Visions Comic Art Group: workers by day, storytellers by night


In the warmer months of each year, a group of fledgling and established comic book artists gather to present, consider and hone its newest creations.

Students and workers by day, storytellers by night, they come together in a place that looks like it was ripped from the very pages of one of their productions to piece together their own worlds, characters and plotlines.

What is now known as the Visions Comic Art Group started in 1981 as a group consisting of Emil Novak, Sr., the owner of Queen City Bookstore on Main Street, and a few friends who did fanzines. The latest incarnation started in 2012, when artist Aaron O’Brian mentioned to Novak that he was hoping to start a local comic book creators’ club. Novak offered his store as the meeting place.

“Two people showed up,” O’Brian said via email. “It was a small start, but it was a beginning.”

After discussions with Novak, the pair decided to bring back the original Visions group. It started a Facebook page, got a following started, and began planning an anthology in November 2012.

Visions’ current incarnation held its first meeting in January 2013, collecting scripts from writers and pairing them with artists to begin work on short stories.

The product of that labor was the first Visions anthology, released last October at Buffalo Comicon. It ranges in genre from horror and suspense to “slice-of-life” stories, and even a story involving inventor and mechanical engineer Nikola Tesla.

“Our first anthology is amazing,” O’Brian said. “I’m so proud of it.”

The group also meets once a month to help out younger, aspiring artists with their drawing and storytelling. Novak broke down the concept of composing illustrations, describing it as a scene-by-scene process.

Novak can tell those who simply like doing poses from those who know how to put together a good comic.

“Comics are really sequentially illustrated, because they work hand in hand with the script, the art, the coloring, the word balloons if they’re real exotic and everything, but they still have to tell the basic story,” he said.

“There was an old little tale I heard once that said, ‘If you look at a comic book storyline, if you can understand rudimentarily what is going on, that person is telling a good story.’”

Novak enjoys being a mentor to younger artists, having drawn for more than 40 years. He has also helped out one of his own who is not an artist in his own right, but has a strong tie to the group.

Alec Frazier, the group’s public relations officer, published (with Novak’s help) a pamphlet called “Without Fear: The First Autistic Superhero.” The paper focuses on Tim Urich, the boy Daredevil chooses to take over for him once he is killed. Tim is regarded as the first successful mention of an autistic superhero.

Frazier wrote the paper as a literary review of “Daredevil: The Man Without Fear,” and approached his adviser to publish it, but was told an academic publication likely would not be the right venue for it. He sought other platforms, which is where Novak and Visions came in. Now, “Without Fear” is being sold at Queen City and has been sold at three comic book conventions, including Cripping the Comic Con, a convention showcasing disability in pop culture.

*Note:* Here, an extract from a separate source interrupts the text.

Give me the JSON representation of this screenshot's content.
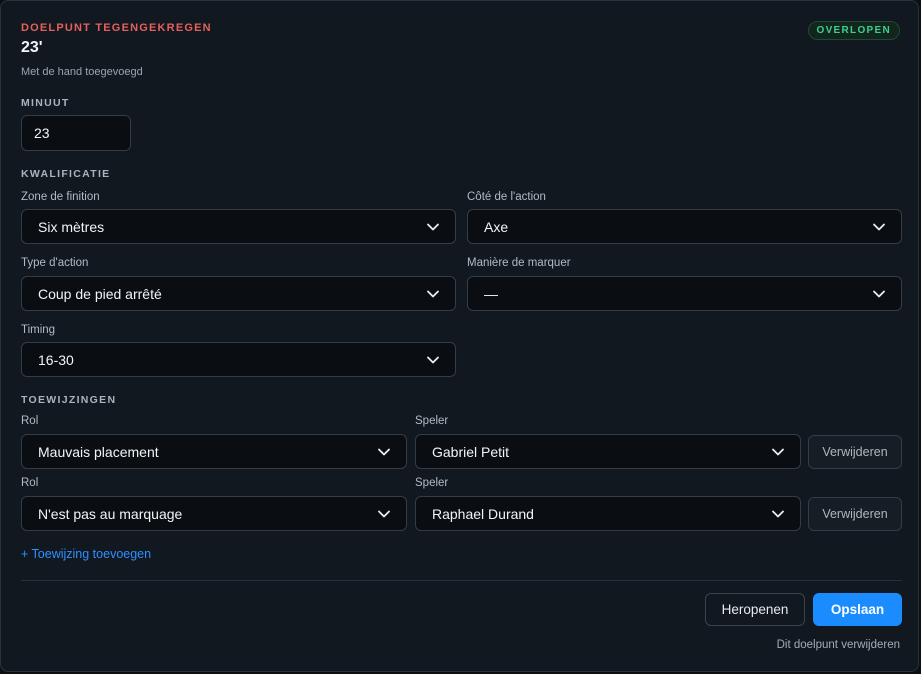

Frazier was grateful for the opportunity to reach an audience.

“This is my life’s work, disability advocacy,” he said of the pamphlet’s significance. “It was very important that I approached it from the point of view of someone who has a similar disability to Tim’s.”

The group is now working on its second anthology, which is based on a selection of H.P. Lovecraft’s short stories.  O’Brian says it will contain most of the same talent from the first anthology.

The Visions group will also be speaking about how to make a graphic novel at Superhero Saturday, 11 a.m. to 3 p.m. April 26 at the Buffalo and Erie County Central Library downtown.

Email: [email protected]

Twitter: @A_Rodriguez39

EDIT: An earlier version of this story had incorrectly printed the name of Cripping the Comic Con.